> [Description of the task]
The answer must be every line from the entries below that contains "Windows".

*** Exercise data Section Begins ***

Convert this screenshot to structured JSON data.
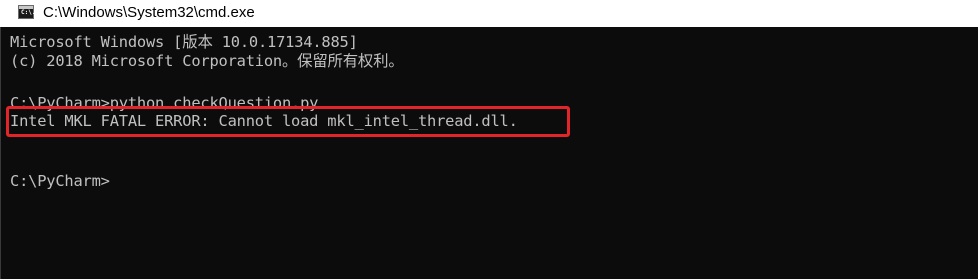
{
  "window": {
    "title": "C:\\Windows\\System32\\cmd.exe",
    "icon": "cmd-console-icon",
    "icon_label": "C:\\."
  },
  "console": {
    "lines": [
      "Microsoft Windows [版本 10.0.17134.885]",
      "(c) 2018 Microsoft Corporation。保留所有权利。",
      "C:\\PyCharm>python checkQuestion.py",
      "Intel MKL FATAL ERROR: Cannot load mkl_intel_thread.dll.",
      "C:\\PyCharm>"
    ],
    "background_color": "#0c0c0c",
    "text_color": "#c0c0c0",
    "highlight_color": "#e3242b"
  }
}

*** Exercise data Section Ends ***

> [Your solution]
    "title": "C:\\Windows\\System32\\cmd.exe",
      "Microsoft Windows [版本 10.0.17134.885]",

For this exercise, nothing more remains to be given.